Everything fit wonderfully.
I wanted to get this main part together and painted
then mount on a base from which to put the rest of the model onto without
handling the big model.
spray hull red oxide primer and mask off. ($1.12 at walmart)
spray flat black boot stripe and mask off. ($1.12 at walmart)
prime the rest of the hull and decks.
next up was the Ocean Grey hull sides-
then cover the hull with masking tape
carefully pencil and then cut out the blotches to be painted Navy
when dry mask off entire hull again.
spray decks weather deck blue.
I used 2 wooden candlestick
holders and drilled up through my base into the hull.
This provided a very sturdy model
to work on.
Last step was to cover the wood
base with Saran wrap to protect from glue and paint drops…then it was on to the
the model fits amazingly well for such large pieces.
I built the gun turrets and easily
installed the excellent BMK brass barrels for the main guns and the twin 40 mm
Deckhouses were also well
done and I dryfitted them on the model and glued them off the model with
continuous checks to make sure they would fit down on the deck easily.
sub-assembly was painted before gluing to the hull.
This seemed to work quite well.
RAILINGS AND STANCHIONS….
Nautilus set of PE looked great but I could not spend another $90 and it looked
like some of it would be over my head and I would just make a mess of it.
I checked Gold Medal Models who I
use most of the time and bought a set of 2 bar railing in 1/200 scale…I could
like with the underscale look but actually I think they look better than I
These were installed easily around
the ship replacing the kit stanchions.
progressed very well-
about 30 minutes a night average.
The next hurdle was rigging.
I had some fine steel wire that
would have been perfect except that I could not get it to straighten properly
and I did not want the slightest kinks or bends.
I decided to use the thread and run
it through beeswax as I do for sailing ships.
directions call for some phantom attachment points on the deck and stack so I
decided to use some leftover plastic eyebolts from a sailing ship.
steel wire did not work out-
too easily kinked and it was
impossible to smooth out and straighten.
So I used the black thread and ran
it through beeswax like on a sailing ship model.
The beeswax coats the thread and
prevents little fuzzies from ruining the look.
All paints were acrylic
Model Master marine line and some spray cans from Walmart.
Ocean Grey upper hull with Navy Blue splotch pattern
Weather Deck blue all horizontal surfaces

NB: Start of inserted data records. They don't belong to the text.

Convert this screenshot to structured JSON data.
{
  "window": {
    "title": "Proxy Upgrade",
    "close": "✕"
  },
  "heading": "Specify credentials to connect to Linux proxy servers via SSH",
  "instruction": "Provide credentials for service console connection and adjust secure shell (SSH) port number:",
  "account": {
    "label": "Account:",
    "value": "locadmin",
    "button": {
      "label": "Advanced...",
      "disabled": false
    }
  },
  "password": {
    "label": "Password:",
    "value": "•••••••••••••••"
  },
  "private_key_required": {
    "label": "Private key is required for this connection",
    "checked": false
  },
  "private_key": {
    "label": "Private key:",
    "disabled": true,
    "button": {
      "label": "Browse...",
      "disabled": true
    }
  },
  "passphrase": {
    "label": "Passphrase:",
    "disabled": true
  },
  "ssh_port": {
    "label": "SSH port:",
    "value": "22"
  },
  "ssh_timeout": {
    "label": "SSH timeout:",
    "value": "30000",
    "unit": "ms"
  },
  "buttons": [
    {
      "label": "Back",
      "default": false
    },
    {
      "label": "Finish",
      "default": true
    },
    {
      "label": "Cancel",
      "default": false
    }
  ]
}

Haze Grey with Ocean Grey splotch pattern above the
Flat Black stack tops
Light Ghost Grey for the depth charges
a fun build with no problems at all in construction.
The biggest problem is where to put
A really skilled and dedicated
builder can make something breathtaking out of this model.
There is a lot of room for
At a price shockingly low, this is
one to savor.
If you would like your product reviewed fairly and quickly, please
me or see other details in the
Back to the Main Page
Back to the Review